Where most growlers are simply air-tight containers such as bottles, Guam Growlers have a pressurized system with a spigot on top to dispense your beverage of choice.

“It will all depend on the pour you like,” Hermosa said. “Wine is very soft; soft drinks tend to be sort of medium. With beer it depends on the kind of beer; if it’s light or dark, how you like your beer, etc. Each growler will come with instructions and we’ll have instructional videos online, but it’s pretty straight forward.”

The growlers will come in 64-ounce and one-gallon sizes and the pressurized dispenser system — which is located at the top of the growler — can be removed, stored and replaced with a conventional cover for transport.
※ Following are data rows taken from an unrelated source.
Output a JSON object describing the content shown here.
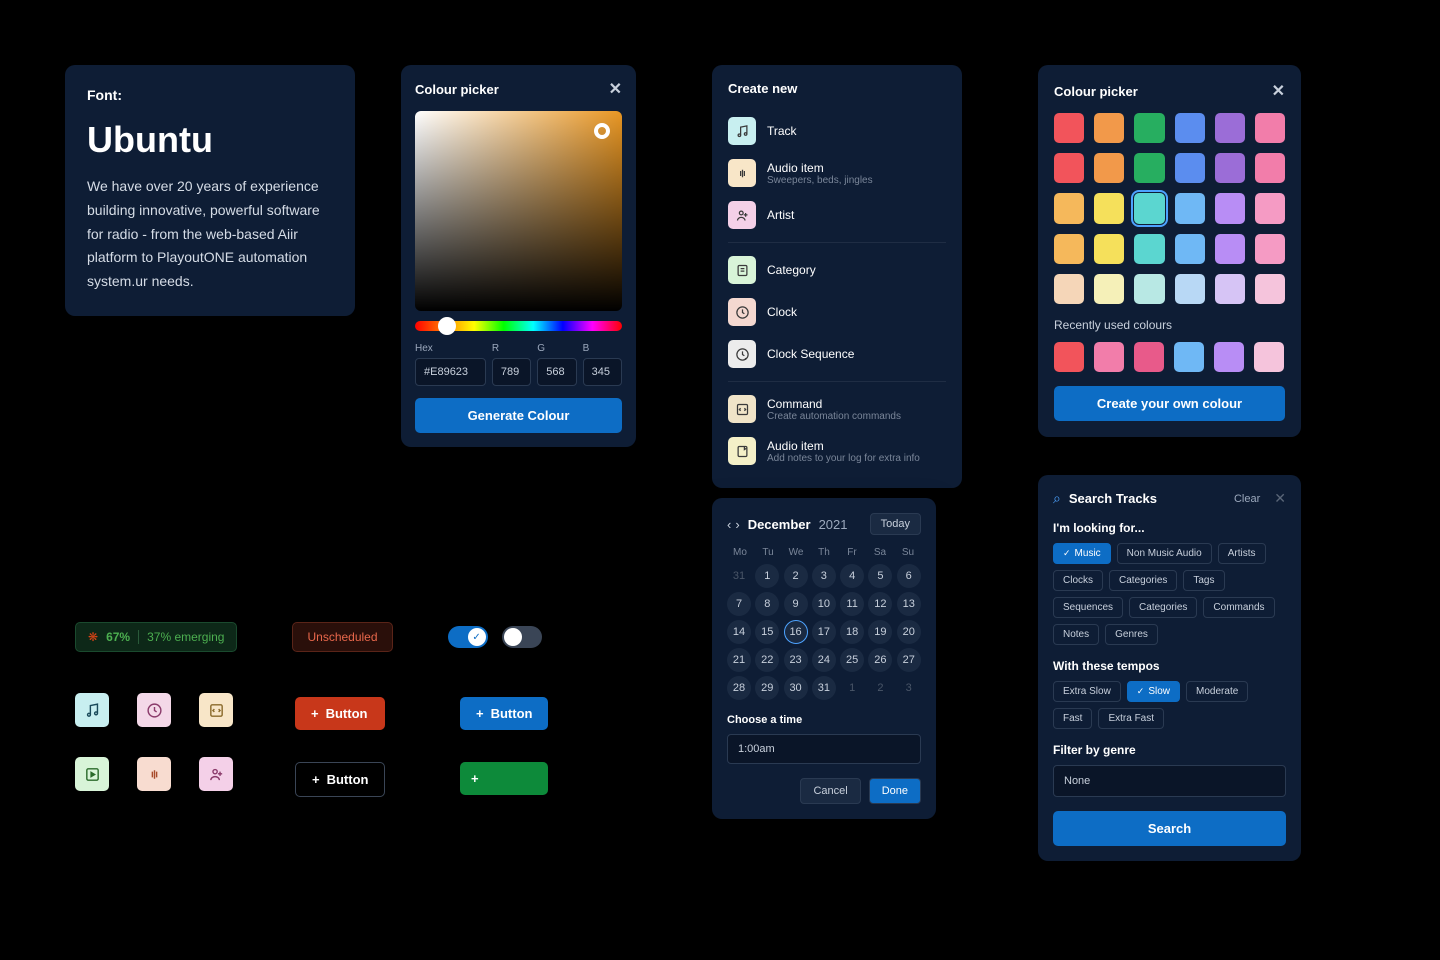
{
  "font_card": {
    "label": "Font:",
    "name": "Ubuntu",
    "desc": "We have over 20 years of experience building innovative, powerful software for radio - from the web-based Aiir platform to PlayoutONE automation system.ur needs."
  },
  "picker1": {
    "title": "Colour picker",
    "hex_lbl": "Hex",
    "r_lbl": "R",
    "g_lbl": "G",
    "b_lbl": "B",
    "hex": "#E89623",
    "r": "789",
    "g": "568",
    "b": "345",
    "btn": "Generate Colour"
  },
  "create": {
    "title": "Create new",
    "items": [
      {
        "label": "Track",
        "color": "#c8eff0",
        "icon": "music"
      },
      {
        "label": "Audio item",
        "sub": "Sweepers, beds, jingles",
        "color": "#f8e6c8",
        "icon": "wave"
      },
      {
        "label": "Artist",
        "color": "#f4d0e8",
        "icon": "person"
      },
      {
        "label": "Category",
        "color": "#d8f4d8",
        "icon": "doc"
      },
      {
        "label": "Clock",
        "color": "#f4d8d0",
        "icon": "clock"
      },
      {
        "label": "Clock Sequence",
        "color": "#ececec",
        "icon": "seq"
      },
      {
        "label": "Command",
        "sub": "Create automation commands",
        "color": "#f0e4c8",
        "icon": "code"
      },
      {
        "label": "Audio item",
        "sub": "Add notes to your log for extra info",
        "color": "#f4f0c8",
        "icon": "note"
      }
    ]
  },
  "picker2": {
    "title": "Colour picker",
    "recent_lbl": "Recently used colours",
    "btn": "Create your own colour",
    "swatches": [
      "#f2545b",
      "#f2994a",
      "#27ae60",
      "#5b8def",
      "#9b6dd7",
      "#f27daa",
      "#f2545b",
      "#f2994a",
      "#27ae60",
      "#5b8def",
      "#9b6dd7",
      "#f27daa",
      "#f5b85b",
      "#f5e05b",
      "#5bd6d0",
      "#6fb8f5",
      "#b88df5",
      "#f59bc4",
      "#f5b85b",
      "#f5e05b",
      "#5bd6d0",
      "#6fb8f5",
      "#b88df5",
      "#f59bc4",
      "#f5d6b8",
      "#f5f0b8",
      "#b8e8e4",
      "#b8d8f5",
      "#d6c4f5",
      "#f5c4dc"
    ],
    "recent": [
      "#f2545b",
      "#f27daa",
      "#e85a8a",
      "#6fb8f5",
      "#b88df5",
      "#f5c4dc"
    ]
  },
  "chips": {
    "pct": "67%",
    "emerging": "37% emerging",
    "unscheduled": "Unscheduled"
  },
  "buttons": {
    "label": "Button"
  },
  "cal": {
    "month": "December",
    "year": "2021",
    "today": "Today",
    "dow": [
      "Mo",
      "Tu",
      "We",
      "Th",
      "Fr",
      "Sa",
      "Su"
    ],
    "days": [
      {
        "n": "31",
        "m": 1
      },
      {
        "n": "1"
      },
      {
        "n": "2"
      },
      {
        "n": "3"
      },
      {
        "n": "4"
      },
      {
        "n": "5"
      },
      {
        "n": "6"
      },
      {
        "n": "7"
      },
      {
        "n": "8"
      },
      {
        "n": "9"
      },
      {
        "n": "10"
      },
      {
        "n": "11"
      },
      {
        "n": "12"
      },
      {
        "n": "13"
      },
      {
        "n": "14"
      },
      {
        "n": "15"
      },
      {
        "n": "16",
        "s": 1
      },
      {
        "n": "17"
      },
      {
        "n": "18"
      },
      {
        "n": "19"
      },
      {
        "n": "20"
      },
      {
        "n": "21"
      },
      {
        "n": "22"
      },
      {
        "n": "23"
      },
      {
        "n": "24"
      },
      {
        "n": "25"
      },
      {
        "n": "26"
      },
      {
        "n": "27"
      },
      {
        "n": "28"
      },
      {
        "n": "29"
      },
      {
        "n": "30"
      },
      {
        "n": "31"
      },
      {
        "n": "1",
        "m": 1
      },
      {
        "n": "2",
        "m": 1
      },
      {
        "n": "3",
        "m": 1
      }
    ],
    "time_lbl": "Choose a time",
    "time": "1:00am",
    "cancel": "Cancel",
    "done": "Done"
  },
  "search": {
    "title": "Search Tracks",
    "clear": "Clear",
    "looking": "I'm looking for...",
    "cats": [
      "Music",
      "Non Music Audio",
      "Artists",
      "Clocks",
      "Categories",
      "Tags",
      "Sequences",
      "Categories",
      "Commands",
      "Notes",
      "Genres"
    ],
    "tempo_lbl": "With these tempos",
    "tempos": [
      "Extra Slow",
      "Slow",
      "Moderate",
      "Fast",
      "Extra Fast"
    ],
    "genre_lbl": "Filter by genre",
    "genre": "None",
    "btn": "Search"
  }
}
They will be available for purchase online or at partner establishments such as Carabao Brewery and Slippery fish. They will also be available for rent on Guam only. Customers will be able to pick them up from and drop them off at partner establishments, and renting and tracking of growlers will be done through a mobile app.

“We’re following the model of companies in the states that allow you to rent bikes or car rental companies like Zipcar,” Hermosa said.

Guam Growlers officially began operating in early 2019, although the entire time has been spent in development. Price points are still being determined, but Hermosa said he intends to make them affordable and that they’re close to making a decision. Prices for growlers online can range from about $20 for simple designs to more than $100 for high end models. Hermosa looks to officially launch Guam Growlers in late January.

The growlers for Guam Growlers are imported from Asia but will use local talent to engrave and personalize them.

Guam Growlers and its sister company, Guam Gift Baskets, operate under Hermosa Ventures. Both companies are part of Hermosa’s plan to develop more Guam products for export. Hermosa is also general manager for Guam and Micronesia of APL.

The next phase of Hermosa’s plan — which he aims to roll out in four to five months — will involve developing work opportunities for Guam veterans — many of which will allow a great deal of flexibility, since many veterans are disabled or continue having difficulty reintegrating into civilian life. To this end, Hermosa a been consulting with the Guam Vet Center on a regular basis.

“It’s amazing, working with veterans,” he said. “It’s been very rewarding.”

Ultimately, Hermosa said his goal is social entrepreneurship. By developing products for export, he hopes to help open up markets for local businesses and create more jobs and opportunities for the local community.

“Basically, Guam Growlers is phase two of the initiative we started with Guam Gift Baskets,” he said. “Guam Gift Baskets was phase one, where we were trying to really reach out to the community to find local products that we can include in the gift basket and distribute off-island and somewhat create an export type of industry that supports local vendors. Phase three will be our work with our island’s veterans. What we want to do is be able to create jobs.” mbj